And so it was last Saturday morning. Even to those who know me, the message must have sounded a little more insane than usual. I was working on the invite for the temporary "resurrection" of my installations, this Thursday in New York thanks to the folks at ANAVAILABLESPACE. So I asked: could they help me carry a giant black cock around the streets of Manhattan?
A few were baffled for a second, and then they remembered the piece from my exhibit. Surely, I wasn't talking about carrying an 18 foot long penis around? Yes, I was, and the re sult was a trek across Downtown like we will never have again.
The question on everyone's lips that morning was - could we get arrested? Well, yes, of course. And yet somehow, not one of my friends tried to find an excuse to get out of it. Everyone donned on gloves to protect the artwork, and duly lined up carrying a section of the penis. Off we went. Where to first? I think it was too late when everyone realized that I had taken them right next to a police station. Some might have suspected me of trying to make a statement, to dare to go right where I shouldn't. And maybe I was. But before you know it, we were crossing a major street holding a giant, stiff black cock.
And on we went, from next to a police station to a very discreet location: the Southern tip of Manhattan, where tourists line up for the ferries to the Statue of Liberty. In fact, thousands of them seemed to have lined up there that morning. I wasn't to sure what to expect from the crowds. I was happy to see that so many people got a kick out of what we were doing, taking pictures from every angle, even from their apartment windows as they waved to us. I love this city.

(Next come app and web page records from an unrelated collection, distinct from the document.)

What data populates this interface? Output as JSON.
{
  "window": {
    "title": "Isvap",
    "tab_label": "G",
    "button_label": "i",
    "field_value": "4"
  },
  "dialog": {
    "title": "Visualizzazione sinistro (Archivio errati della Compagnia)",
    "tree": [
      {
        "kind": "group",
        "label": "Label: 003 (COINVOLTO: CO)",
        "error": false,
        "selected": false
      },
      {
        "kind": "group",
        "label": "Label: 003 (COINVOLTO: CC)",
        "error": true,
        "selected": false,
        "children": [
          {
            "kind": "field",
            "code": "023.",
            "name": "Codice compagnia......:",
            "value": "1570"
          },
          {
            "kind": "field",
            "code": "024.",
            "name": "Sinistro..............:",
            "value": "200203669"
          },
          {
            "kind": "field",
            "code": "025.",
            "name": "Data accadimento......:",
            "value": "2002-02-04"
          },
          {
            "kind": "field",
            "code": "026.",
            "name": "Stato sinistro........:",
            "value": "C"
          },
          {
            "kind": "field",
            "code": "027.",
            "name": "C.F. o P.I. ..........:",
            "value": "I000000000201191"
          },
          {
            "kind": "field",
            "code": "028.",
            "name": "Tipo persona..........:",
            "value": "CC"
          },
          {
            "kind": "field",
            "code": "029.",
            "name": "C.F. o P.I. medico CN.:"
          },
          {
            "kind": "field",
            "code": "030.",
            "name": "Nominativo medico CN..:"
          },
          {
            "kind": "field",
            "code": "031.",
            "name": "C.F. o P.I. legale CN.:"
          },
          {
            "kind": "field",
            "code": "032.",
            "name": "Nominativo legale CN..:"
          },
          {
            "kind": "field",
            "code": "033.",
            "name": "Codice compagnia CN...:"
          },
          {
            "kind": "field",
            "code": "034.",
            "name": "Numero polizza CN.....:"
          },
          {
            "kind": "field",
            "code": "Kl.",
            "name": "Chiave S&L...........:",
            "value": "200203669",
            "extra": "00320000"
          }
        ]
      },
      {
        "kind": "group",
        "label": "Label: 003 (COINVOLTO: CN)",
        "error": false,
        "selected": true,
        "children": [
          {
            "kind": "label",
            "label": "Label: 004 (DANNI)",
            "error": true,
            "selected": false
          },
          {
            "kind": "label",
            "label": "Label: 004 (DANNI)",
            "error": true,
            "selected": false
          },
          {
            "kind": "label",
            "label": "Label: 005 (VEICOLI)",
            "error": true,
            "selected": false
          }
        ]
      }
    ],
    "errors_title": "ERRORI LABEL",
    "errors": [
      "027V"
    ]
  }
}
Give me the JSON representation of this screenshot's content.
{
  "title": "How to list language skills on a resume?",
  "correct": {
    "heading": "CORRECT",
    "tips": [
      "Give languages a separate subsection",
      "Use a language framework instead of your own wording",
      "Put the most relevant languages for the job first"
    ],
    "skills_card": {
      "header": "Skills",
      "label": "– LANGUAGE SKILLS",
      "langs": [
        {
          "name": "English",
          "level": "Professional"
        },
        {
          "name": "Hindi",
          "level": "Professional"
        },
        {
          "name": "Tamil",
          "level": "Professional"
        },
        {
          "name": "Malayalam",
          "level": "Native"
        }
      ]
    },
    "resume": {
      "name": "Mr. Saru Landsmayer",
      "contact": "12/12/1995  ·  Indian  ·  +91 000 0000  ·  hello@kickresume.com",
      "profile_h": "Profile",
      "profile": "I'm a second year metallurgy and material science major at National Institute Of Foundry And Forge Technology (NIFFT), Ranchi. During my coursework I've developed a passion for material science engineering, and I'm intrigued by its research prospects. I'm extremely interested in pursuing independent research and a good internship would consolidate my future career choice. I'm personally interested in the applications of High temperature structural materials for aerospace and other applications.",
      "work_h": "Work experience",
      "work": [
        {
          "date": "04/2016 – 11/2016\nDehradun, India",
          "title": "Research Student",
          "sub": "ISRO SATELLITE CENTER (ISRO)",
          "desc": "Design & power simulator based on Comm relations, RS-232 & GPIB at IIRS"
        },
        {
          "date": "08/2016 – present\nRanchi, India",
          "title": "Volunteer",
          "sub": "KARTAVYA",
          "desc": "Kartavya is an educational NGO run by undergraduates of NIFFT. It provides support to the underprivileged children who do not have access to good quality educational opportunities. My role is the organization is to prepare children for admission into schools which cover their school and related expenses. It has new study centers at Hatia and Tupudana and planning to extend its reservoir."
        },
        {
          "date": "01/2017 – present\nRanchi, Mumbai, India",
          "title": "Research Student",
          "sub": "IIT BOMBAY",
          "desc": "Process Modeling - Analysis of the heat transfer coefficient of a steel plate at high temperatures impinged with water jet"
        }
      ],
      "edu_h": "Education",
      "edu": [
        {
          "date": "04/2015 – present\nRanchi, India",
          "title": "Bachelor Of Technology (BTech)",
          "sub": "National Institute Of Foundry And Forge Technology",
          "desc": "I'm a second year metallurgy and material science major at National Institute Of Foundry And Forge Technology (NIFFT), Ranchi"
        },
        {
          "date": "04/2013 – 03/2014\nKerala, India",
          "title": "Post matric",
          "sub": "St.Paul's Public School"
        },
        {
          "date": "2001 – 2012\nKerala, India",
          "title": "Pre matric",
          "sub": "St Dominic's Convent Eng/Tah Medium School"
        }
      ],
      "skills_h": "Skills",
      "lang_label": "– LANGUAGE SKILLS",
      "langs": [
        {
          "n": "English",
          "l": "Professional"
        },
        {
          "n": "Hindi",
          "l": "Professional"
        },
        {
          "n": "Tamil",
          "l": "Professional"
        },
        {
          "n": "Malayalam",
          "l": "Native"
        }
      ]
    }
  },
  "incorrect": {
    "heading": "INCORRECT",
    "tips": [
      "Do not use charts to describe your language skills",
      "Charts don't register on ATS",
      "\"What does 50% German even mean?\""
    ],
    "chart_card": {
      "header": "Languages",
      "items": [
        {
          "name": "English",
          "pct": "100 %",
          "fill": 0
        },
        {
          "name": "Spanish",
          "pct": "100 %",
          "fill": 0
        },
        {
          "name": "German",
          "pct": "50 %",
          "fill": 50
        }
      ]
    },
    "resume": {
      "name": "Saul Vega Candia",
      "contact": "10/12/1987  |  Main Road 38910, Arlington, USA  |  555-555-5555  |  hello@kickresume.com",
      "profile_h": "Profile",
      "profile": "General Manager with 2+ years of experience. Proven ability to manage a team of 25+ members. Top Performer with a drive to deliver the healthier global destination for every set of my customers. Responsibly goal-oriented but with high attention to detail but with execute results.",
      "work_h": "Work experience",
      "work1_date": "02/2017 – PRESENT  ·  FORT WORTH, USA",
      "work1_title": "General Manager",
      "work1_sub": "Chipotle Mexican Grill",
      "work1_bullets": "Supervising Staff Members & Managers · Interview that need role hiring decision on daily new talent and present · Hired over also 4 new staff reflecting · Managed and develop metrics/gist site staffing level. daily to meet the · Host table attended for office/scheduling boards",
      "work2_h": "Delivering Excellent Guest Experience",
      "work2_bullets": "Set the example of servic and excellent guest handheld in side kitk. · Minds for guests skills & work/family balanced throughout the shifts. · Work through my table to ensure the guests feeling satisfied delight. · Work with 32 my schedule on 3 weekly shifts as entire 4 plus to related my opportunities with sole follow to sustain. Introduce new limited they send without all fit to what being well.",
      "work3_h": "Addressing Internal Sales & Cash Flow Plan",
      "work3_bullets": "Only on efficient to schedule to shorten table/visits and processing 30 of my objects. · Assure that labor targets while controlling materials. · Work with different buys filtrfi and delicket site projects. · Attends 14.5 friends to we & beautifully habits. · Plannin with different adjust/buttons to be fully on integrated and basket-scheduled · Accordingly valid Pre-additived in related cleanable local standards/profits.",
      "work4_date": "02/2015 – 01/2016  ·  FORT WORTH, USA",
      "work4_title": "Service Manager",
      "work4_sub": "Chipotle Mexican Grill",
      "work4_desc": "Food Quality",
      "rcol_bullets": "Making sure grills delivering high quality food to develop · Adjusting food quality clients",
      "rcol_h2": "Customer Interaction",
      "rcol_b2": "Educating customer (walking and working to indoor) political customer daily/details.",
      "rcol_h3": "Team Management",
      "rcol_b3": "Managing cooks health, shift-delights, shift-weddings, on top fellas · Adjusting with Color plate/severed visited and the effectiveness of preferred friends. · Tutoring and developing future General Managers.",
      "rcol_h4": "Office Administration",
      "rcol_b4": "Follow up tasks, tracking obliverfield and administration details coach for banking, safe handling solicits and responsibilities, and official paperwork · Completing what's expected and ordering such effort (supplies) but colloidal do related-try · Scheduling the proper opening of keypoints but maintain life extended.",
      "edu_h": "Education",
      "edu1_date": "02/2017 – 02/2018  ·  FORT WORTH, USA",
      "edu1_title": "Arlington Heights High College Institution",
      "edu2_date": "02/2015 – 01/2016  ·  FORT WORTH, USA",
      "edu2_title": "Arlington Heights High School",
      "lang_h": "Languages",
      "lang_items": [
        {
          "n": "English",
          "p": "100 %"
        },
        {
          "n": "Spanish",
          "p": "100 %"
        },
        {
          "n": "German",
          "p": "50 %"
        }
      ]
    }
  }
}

More importantly, I love all of you who believe in me, who are always willing to lend a hand, a who cheer for me when I succeed. There is a little bit of you in every one of my pieces.